Are you sure he has declared bankruptcy? If so and you know where, you can just look it up to see whats up in the filing. If he has, he sure aint allowed to just start selling assets
If it is done right, you won't have any problems as the bankruptcy court will issue an order that will make the sale free and clear of all liens. It may take some extra time b/c you now have to deal with the bankruptcy court. IF you are willing to be patient and really want the apartment, I would stick with it. Note that when a debtor files for bankruptcy, it has the ability to reject any contract it previously entered into. Thus, if the debtor wanted to, he/she could walk away from the contract. Doesn't sound like they want to, but they could. Just something to be aware of. If your real estate lawyer does not have a bankruptcy background, I would find one who does. As long as you are patient, you should be fine.

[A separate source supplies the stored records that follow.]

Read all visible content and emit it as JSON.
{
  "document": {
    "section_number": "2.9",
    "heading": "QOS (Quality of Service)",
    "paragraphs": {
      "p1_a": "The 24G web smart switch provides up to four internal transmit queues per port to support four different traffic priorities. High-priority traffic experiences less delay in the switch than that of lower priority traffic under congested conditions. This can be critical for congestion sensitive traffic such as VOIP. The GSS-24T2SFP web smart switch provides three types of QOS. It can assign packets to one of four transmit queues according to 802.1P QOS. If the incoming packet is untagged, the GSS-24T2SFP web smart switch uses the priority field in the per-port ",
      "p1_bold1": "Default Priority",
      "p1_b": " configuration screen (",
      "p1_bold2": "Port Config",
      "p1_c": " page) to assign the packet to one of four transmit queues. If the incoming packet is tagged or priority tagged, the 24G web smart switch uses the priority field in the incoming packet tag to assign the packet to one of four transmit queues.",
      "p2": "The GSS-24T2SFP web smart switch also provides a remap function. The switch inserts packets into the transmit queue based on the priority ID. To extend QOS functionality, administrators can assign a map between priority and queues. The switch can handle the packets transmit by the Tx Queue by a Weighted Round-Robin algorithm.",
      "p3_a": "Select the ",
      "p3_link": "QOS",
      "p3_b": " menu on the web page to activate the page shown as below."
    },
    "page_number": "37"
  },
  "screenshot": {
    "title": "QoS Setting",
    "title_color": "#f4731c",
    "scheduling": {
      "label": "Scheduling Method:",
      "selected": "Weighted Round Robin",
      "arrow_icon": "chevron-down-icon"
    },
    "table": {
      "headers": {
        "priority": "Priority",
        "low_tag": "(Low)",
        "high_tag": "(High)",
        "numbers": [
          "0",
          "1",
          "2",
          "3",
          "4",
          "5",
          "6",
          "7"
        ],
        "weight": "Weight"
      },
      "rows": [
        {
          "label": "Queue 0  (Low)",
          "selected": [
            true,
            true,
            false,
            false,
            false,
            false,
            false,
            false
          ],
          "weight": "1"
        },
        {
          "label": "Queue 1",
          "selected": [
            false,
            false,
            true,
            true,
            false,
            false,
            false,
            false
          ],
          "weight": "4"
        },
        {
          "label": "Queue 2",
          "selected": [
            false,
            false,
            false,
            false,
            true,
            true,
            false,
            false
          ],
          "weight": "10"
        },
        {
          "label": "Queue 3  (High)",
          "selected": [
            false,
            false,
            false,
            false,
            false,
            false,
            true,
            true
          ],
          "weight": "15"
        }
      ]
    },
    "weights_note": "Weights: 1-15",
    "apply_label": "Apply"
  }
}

That isn't true Kyle. He can sell his assets after an order from the judge.
IMO A broker may say stay away but my guess is more because they don't want to wait as long for a commission check.
Thanks everyone. Wifey wants to stick it out so we are sticking it out.
no pain no gain
Interesting how no one here has mentioned to you that, if you are in contract, his filing for bk doesn't necessarily give you a free pass to walk. In fact, the automatic stay may mean you need to get a court order if you want to walk and that, perhaps, you could be sanctioned for trying to do so without getting permission, as a lot of people have inappropriately and unwisely urged you to do.
The court could well force you to buy the thing and the fact that you might be inconvenienced by the process would be absolutely and completely irrelevant.
You need to get advice from a lawyer, but my guess is that you are on a road that has no turns.
Howard35, You are correct to stick it out if you have 2 things. #1 Below market offer in contract in a rising market. #2 A Lawyer.....who will seek a speedy closing!
He will be sure to point out
A.That your funds are not "risk capital" and any unusual delay in the process will cause you harm.
B. That your loss of Access to your Pvt Property (be they funds or real property) Will subject you to further harm.
Also, the sellers Broker has no duty to you! His only duty is to his client , the seller! It does not matter if he was informed of the facts in question or not. He is charged with only one simple duty. ACT IN HIS CLIENT'S BEST INTEREST EVEN ABOVE HIS OWN! That is the main reason why you should always use a buyer's agent Vs A Seller's agent!
I forgot to mention that a sale through the BK court could be free of transfer taxes. At least it would be in a commercial deal (see the Alex and Flatoetl BK's last week). I assume your seller was paying the transfer taxes, but if the contract is renegotiated, keep that in mind. Your attorney should know about this. Could be the same case with the mansion tax.